of the ESO necessary for advancement; and identify the
methods of obtaining a change in rate or rating.
The objective of the NEAS is to advance the best
qualified petty officers to operate the Navys ships,
planes, and shore stations. Advancements provide
opportunities for qualified enlisted personnel to
progress to higher levels of responsibility and
authority throughout their Navy careers.
The Advancement Manual, BUPERSINST
1430.16, governs the NEAS. In addition to this basic
reference, a NAVADMIN message is issued before
each advancement cycle. This message announces the
schedule of the examinations and provides other
The ESO should carefully review the
Advancement Manual and NAVADMIN message to
ensure the command follows the proper procedures for
Q1. What is the primary objective of the Navy
Enlisted Advancement System?
DEFINITIONS USED IN THE NAVY
ENLISTED ADVANCEMENT SYSTEM
Definitions basic to an understanding of the Navy
rating structure and the NEAS include such terms as
occupational fields; general, service, and emergency
ratings; petty officers; apprenticeships (designated
strikers); and so forth. These are the basic terms that
are used in the NEAS as defined below.
Broad grouping of similar occupations are used by
manpower, personnel, and training managers to
organize the analysis, management, and
administration of Navy ratings. There are 23 such
groupings. Examples are General Seamanship (BM
and SM); Ordnance Systems (GM, MN, MT, and TM);
and Logistics (DK, MS, SH, and SK).
Ratings are broad enlisted career fields. They
identify occupational specialties that encompass
related aptitudes, training, experience, knowledge, and
skills for the purpose of career development and
advancement. The three types of ratings (general,
service, and emergency) are described below:
· General Ratings. General ratings identify
personnel by occupation. They provide the
primary means of identifying billeted
requirements and personnel qualifications.
Boatswains Mate (BM) is an example of a
general rating. Some ratings are combined at
paygrades E-7, E-8, or E-9 to form broader
career fields when the occupational content is
similar. This provides for progressively higher
levels and scopes of authority and responsibility.
An example of this is the combination of the
Construction Electrician (CE) rating and the
Utilitiesman (UT) rating to form the
Utilities/Constructionman (UC) at the Master
Chief Petty Officer (MCPO) level.
· Service Ratings.
Service ratings are
subdivisions of certain general ratings.

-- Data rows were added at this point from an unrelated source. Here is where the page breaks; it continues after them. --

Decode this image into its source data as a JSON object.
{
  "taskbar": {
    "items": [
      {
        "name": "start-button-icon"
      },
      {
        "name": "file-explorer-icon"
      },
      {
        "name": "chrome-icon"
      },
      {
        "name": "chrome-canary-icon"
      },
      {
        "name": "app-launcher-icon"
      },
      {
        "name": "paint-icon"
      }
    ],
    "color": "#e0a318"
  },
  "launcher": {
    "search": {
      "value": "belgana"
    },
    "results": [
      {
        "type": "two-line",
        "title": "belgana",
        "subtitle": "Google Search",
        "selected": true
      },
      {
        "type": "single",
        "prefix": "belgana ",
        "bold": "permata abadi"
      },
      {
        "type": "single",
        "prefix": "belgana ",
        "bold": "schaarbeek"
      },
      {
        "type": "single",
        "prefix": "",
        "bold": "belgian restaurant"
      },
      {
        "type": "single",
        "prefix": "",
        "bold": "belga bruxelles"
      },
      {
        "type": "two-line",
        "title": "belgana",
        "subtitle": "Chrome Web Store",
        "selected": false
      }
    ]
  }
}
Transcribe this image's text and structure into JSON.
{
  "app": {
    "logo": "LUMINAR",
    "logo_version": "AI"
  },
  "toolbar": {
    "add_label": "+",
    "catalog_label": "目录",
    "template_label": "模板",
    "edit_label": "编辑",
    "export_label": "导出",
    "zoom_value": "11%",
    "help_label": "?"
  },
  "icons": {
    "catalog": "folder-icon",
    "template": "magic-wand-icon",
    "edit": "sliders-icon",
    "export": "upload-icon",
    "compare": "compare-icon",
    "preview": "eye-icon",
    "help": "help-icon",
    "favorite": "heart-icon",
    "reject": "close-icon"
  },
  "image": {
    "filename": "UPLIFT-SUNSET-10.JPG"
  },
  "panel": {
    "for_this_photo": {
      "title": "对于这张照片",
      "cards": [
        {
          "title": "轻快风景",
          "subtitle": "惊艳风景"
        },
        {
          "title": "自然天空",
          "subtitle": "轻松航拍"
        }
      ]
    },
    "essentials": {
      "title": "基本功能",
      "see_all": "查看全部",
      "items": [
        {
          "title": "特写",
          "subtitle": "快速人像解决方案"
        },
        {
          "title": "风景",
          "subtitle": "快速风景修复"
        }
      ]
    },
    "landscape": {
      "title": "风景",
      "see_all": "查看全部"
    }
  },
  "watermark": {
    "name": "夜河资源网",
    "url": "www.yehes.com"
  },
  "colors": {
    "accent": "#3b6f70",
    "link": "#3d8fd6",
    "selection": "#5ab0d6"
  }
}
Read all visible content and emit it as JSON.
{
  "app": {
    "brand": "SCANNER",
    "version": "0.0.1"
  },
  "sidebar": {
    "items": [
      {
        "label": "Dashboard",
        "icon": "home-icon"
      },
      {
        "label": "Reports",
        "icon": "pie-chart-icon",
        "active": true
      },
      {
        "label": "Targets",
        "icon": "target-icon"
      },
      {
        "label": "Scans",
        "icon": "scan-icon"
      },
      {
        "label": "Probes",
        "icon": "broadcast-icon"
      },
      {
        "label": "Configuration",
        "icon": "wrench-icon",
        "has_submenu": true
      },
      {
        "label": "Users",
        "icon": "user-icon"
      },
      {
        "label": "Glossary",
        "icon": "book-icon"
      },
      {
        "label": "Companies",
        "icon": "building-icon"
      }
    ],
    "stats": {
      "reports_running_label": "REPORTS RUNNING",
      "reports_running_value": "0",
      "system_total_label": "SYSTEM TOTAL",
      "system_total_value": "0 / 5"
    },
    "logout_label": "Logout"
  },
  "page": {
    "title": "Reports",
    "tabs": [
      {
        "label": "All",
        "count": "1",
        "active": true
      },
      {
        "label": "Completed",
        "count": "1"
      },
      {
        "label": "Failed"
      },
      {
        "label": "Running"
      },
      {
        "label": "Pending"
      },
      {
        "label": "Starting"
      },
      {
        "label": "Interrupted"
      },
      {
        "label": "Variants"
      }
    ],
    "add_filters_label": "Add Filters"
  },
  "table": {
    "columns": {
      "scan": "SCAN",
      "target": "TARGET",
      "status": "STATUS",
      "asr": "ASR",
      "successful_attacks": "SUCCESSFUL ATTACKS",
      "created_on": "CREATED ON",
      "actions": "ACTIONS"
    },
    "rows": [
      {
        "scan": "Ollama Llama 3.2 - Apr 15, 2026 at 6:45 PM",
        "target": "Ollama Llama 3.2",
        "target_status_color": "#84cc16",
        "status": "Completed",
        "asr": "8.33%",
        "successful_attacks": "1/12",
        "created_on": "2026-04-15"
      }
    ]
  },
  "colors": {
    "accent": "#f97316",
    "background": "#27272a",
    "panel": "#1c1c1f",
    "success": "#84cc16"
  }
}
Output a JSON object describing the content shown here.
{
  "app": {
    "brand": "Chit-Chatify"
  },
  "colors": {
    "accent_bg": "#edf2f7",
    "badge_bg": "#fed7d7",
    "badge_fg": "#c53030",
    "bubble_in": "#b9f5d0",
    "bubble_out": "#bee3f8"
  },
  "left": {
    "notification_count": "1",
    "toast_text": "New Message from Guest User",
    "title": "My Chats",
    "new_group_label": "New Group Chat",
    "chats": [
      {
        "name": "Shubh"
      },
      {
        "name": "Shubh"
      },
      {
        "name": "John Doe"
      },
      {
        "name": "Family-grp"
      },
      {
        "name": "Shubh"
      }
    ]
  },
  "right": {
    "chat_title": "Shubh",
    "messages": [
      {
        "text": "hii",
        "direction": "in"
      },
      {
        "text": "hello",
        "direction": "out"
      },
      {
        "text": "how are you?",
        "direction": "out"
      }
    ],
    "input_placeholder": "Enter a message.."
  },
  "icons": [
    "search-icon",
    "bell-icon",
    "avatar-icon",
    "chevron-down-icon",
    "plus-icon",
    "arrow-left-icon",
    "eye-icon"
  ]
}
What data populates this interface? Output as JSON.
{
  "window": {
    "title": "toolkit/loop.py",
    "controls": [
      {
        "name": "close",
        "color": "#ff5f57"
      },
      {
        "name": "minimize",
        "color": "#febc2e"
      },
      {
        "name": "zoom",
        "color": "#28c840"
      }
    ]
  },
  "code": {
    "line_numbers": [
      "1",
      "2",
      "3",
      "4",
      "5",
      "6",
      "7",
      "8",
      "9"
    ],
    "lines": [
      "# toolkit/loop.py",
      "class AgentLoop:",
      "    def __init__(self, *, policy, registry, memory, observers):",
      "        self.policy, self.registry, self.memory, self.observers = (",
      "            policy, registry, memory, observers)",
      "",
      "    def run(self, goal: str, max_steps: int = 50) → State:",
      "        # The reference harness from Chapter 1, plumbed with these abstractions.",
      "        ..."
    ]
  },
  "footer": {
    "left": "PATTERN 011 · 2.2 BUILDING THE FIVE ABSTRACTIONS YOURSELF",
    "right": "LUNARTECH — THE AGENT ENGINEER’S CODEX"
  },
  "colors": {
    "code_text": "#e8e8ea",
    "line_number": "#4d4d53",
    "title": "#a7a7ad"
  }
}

service rating may be established at any
paygrade up to E-9.
Gas Turbine Systems
Technician (GS) is an example of a general
rating, which contains two service ratings. Gas
Turbine Systems Technician (Electrical) (GSE)
and Gas Turbine Systems Technician
· Emergency Ratings. Emergency ratings are
career fields encompassing skills or
qualifications that do not require identification
by a rating during peacetime, but are required in
Currently, there are no emergency
Rate identifies personnel occupationally by
paygrades E-1 through E-9. Rate reflects levels of
aptitude, training, experience, knowledge, skill, and
responsibility. Enlisted rates are divided into three
groups: General (E-1 through E-3 apprenticeships),
petty officers (E-4 through E-6), and chief petty
officers (E-7 through E-9).
To be qualified for advancement, a member must
meet the following requirements:
· Be recommended by the commanding officer.
· Have minimum Time-in-Rate (TIR). (See the
Advancement Manual for TIR waivers.)
· Be in the proper path of advancement.
· Meet special requirements (citizenship, security,
medical, and so forth) for certain ratings.
· Successfully complete service school, if